Longtime stage, TV and movie actor, as well as former president of the Actors' Equity (AEA), Theodore Bikel passed away at age 91 on July 21, 2015.
Aside from famous stage roles, including Captain von Trapp in the "Sound of Music," Tevye in "Fiddler on the Roof," Bikel was a tireless advocate for actors and their right to a union voice on the job. He served as president of Actors’ Equity from 1973–1982 and was the longtime president of the Actors and Artistes (4As).

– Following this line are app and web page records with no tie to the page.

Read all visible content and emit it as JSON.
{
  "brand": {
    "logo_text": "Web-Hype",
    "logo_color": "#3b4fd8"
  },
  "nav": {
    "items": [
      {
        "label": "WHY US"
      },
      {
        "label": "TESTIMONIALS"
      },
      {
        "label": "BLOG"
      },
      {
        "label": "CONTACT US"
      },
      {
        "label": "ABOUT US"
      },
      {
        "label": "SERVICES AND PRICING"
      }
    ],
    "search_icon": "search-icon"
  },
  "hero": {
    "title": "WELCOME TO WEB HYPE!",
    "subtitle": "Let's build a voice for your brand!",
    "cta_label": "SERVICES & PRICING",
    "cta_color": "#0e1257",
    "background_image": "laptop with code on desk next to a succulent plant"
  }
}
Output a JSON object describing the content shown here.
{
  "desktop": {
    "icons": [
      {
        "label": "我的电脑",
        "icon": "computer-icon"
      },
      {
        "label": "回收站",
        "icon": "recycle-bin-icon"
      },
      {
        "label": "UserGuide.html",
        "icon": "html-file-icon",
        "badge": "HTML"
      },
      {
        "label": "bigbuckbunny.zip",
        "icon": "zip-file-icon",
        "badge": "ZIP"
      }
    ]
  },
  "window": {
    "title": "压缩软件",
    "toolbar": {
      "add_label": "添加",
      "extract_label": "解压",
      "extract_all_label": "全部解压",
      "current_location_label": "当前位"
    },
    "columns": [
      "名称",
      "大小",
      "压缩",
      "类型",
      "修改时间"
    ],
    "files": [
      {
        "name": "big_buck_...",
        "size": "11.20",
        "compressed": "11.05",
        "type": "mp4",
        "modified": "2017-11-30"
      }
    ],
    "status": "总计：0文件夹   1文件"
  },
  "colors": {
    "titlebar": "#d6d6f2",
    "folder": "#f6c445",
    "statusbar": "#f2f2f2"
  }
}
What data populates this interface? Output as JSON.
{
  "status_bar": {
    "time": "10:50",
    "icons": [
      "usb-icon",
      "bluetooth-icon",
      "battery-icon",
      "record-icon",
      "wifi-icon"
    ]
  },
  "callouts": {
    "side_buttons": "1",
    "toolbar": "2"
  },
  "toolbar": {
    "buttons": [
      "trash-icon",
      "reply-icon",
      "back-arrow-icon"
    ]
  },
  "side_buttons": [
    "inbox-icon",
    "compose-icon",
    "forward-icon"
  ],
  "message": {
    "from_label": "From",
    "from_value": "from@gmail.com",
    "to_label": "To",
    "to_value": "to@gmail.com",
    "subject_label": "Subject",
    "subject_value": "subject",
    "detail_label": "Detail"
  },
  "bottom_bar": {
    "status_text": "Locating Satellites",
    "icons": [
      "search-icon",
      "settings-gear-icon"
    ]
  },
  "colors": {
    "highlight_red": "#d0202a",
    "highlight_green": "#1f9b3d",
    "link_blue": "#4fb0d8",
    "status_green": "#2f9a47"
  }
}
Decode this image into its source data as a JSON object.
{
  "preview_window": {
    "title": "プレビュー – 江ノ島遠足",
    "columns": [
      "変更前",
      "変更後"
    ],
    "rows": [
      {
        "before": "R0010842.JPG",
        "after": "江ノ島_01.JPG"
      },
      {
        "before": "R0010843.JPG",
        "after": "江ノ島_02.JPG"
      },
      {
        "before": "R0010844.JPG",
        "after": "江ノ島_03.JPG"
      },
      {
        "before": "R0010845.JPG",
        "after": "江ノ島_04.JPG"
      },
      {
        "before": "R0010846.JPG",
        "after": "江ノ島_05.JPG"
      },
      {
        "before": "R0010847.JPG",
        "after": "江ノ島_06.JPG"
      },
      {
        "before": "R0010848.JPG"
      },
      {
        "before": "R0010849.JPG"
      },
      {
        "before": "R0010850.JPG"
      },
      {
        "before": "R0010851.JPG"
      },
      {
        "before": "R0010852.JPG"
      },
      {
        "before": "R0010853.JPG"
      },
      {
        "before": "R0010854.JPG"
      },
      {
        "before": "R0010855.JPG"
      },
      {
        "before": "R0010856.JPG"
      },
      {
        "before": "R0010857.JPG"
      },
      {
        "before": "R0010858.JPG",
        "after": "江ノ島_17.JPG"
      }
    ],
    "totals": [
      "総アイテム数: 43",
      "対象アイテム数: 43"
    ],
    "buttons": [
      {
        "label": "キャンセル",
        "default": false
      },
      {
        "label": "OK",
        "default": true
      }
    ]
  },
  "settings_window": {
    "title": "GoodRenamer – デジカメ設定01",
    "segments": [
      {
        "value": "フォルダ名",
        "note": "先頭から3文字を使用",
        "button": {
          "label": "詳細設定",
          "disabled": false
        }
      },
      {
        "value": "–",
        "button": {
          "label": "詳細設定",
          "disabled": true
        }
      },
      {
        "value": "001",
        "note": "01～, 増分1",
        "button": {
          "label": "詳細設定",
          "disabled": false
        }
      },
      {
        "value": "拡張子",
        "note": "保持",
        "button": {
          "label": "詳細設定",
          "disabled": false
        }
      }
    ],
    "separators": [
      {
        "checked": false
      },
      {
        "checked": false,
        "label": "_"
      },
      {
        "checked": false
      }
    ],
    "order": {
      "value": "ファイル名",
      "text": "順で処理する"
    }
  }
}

It’s not surprising that actors in small theaters (99 seats or fewer) in Los Angeles earn far less than the movie and TV mega-salaries we’re so familiar with. But it is shocking that these hardworking actors are paid as little as $7 to $15 a performance—and nothing for rehearsal—for shows that can run as long as 80 performances with as many as 36 hours a week of rehearsal.
Baayork Lee, who made her Broadway debut at the age of five as “Princess Ying Yaowalak” in the 1951 original production of The King and I and went on to a career as actor, dancer, singer, choreographer, director and author, is the recipient of the 2014 Actors’ Equity (AEA) Paul Robeson Award.
In August 1919 during the Actor’s Equity Association (AEA) strike, the chorus girls in the Ziegfield Follies create their own union, the Chorus Equity Association, after they learned their boss, Florenz Ziegfeld, was joining the Producing Managers’ Association. They were helped by a $100,000 donation from superstar and former chorus girl Lillian Russell. In 1955 the union merged with AEA.
Here in the holiday season and stretching into the New Year, a lot of folks decide it’s a good time for a night at the theater or to take in a concert. A lot of us want to look for the union label, too. Here are some links that might help.
Tom Viola, longtime executive director of Broadway Cares/Equity Fights AIDS (BC/EFA), will receive the 2013 Patrick Quinn Award for Distinguished Service to Actors, presented by the Actors' Equity (AEA) Foundation.
BC/EFA is one of the nation's leading industry-based not-for-profit AIDS fundraising and grant-making organizations, raising more than $225 million since its founding for much-needed services for people living with HIV/AIDS and their families and other critical health issues nationwide.
Artists are finding it harder and harder to get paid...is it time for them to strap on a hard hat and form unions? Salon writer Scott Timberg asks this question in his new article, Can Unions Save the Creative Class? This article is part of a Salon series brought to you by the AFL-CIO.
The AFL-CIO's Executive Council February meeting kicked off this morning in Orlando, Fla., welcoming two new council members and presenting two new charters for Actors' Equity and the International Association of Sheet Metal, Air, Rail and Transportation Workers (SMART).
Actors’ Equity (AEA) announced the purchase of an 18,000-square-foot building in North Hollywood, Calif., that will serve as the new western region headquarters. The new building is located at 5636 Tujunga Ave., in the NoHo Arts District.
It's only fitting the musical version of the story of the 1899 Newsboys Strike in New York City would garner the Actors' Equity (AEA) Advisory Committee on Chorus Affairs (ACCA) Sixth Annual ACCA Award for Outstanding Broadway Chorus. The Broadway musical lifts up the true events of newsboys (a.k.a. "newsies") who organized together in a successful two-week strike against newspaper giants Joseph Pulitzer and William Randolph Hearst for better wages.